Clearly, Dr. Tullus Fuchs is taller than I am, but this non-Jewish, German, non-related to me psychoanalyst and I are on the same page when it comes to working toward reconciliation after the Holocaust.
Vickie took this photo of us standing on the site where the Great Synagogue of Hamburg once proudly stood until the Nazis burned it to the ground on Kristallnacht, November 9, 1938. The square is named in memory of Hamburg’s late Chief Rabbi, Joseph Carlebach, killed by the Nazis.
Dr. Fuchs and we met by chance in Jerusalem a couple of weeks ago when Vickie overheard that his name is Fuchs and started a conversation.
He was in Israel to meet with groups of Israeli Jews and Israeli Palestinians interested in peaceful reconciliation. In particular he attended sessions led by Jewish and Palestinian parents who have lost children yet share a vision of the two peoples living together peacefully.

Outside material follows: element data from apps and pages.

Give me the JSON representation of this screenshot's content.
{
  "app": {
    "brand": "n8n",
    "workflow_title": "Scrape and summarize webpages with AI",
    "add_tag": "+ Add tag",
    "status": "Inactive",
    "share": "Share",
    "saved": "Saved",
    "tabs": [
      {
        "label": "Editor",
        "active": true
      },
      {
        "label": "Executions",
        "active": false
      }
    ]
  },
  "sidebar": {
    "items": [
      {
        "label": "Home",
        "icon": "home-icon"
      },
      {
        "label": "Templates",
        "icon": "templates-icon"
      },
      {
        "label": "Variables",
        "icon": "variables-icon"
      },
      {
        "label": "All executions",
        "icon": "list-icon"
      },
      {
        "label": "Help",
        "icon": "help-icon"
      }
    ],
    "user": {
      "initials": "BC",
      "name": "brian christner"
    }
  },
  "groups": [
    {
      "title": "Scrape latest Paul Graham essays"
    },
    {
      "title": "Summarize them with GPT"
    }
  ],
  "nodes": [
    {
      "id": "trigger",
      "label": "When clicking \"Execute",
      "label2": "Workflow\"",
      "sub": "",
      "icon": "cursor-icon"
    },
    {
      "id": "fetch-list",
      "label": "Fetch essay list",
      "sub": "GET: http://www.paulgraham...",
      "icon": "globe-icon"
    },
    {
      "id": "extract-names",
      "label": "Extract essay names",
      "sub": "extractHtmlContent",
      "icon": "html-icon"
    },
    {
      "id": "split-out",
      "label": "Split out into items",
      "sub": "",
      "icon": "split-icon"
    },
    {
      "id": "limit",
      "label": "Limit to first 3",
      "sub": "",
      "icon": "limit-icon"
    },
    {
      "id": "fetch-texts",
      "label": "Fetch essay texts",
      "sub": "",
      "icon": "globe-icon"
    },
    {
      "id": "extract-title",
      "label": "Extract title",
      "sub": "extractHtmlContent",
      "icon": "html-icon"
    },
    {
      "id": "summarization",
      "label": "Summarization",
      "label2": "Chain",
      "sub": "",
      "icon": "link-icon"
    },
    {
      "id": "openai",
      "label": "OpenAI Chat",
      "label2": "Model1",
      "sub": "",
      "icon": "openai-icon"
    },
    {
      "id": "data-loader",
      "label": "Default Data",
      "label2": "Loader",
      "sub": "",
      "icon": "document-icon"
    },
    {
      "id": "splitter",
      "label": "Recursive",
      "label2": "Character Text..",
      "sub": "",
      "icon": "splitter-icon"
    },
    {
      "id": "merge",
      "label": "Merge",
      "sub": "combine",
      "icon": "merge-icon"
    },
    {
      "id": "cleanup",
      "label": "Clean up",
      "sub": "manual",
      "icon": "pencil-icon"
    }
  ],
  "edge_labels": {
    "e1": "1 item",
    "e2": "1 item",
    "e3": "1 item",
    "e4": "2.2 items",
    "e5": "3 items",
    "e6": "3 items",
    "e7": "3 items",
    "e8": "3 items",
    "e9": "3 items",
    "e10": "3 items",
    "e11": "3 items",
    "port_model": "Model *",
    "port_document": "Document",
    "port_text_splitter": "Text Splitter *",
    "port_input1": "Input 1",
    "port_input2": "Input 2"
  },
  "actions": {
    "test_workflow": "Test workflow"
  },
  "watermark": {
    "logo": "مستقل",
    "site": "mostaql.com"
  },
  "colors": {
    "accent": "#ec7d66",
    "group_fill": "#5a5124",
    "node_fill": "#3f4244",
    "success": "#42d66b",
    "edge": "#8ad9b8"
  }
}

One of the Palestinians referred to the meeting of bereaved parents as, “the only group he can think of whose stated goal is NOT to increase its membership.“
Tullus also does work in Germany with descendants of Holocaust victims and Holocaust perpetrators eager to learn from the past and work toward a future of reconciliation and kindness.
Over a very nice lunch in Hamburg we discussed our family histories: his of relatives who were Nazis and ours of displacement during that horrible period in German history.
Our fruitful discussion led me to even deeper commitment to the mantra we share in every synagogue, school and church in which we speak here:
“Wir können die Vergangenheit nicht ungesehen machen, aber wir können gemeinsam an einer besseren Zukunft arbeiten.”
“We cannot undo the past, but the future is ours to shape.“
Each in our own way and employing our different skill sets, Tullus, Vickie and I are working to make the future better for our children, grandchildren and the generations to follow.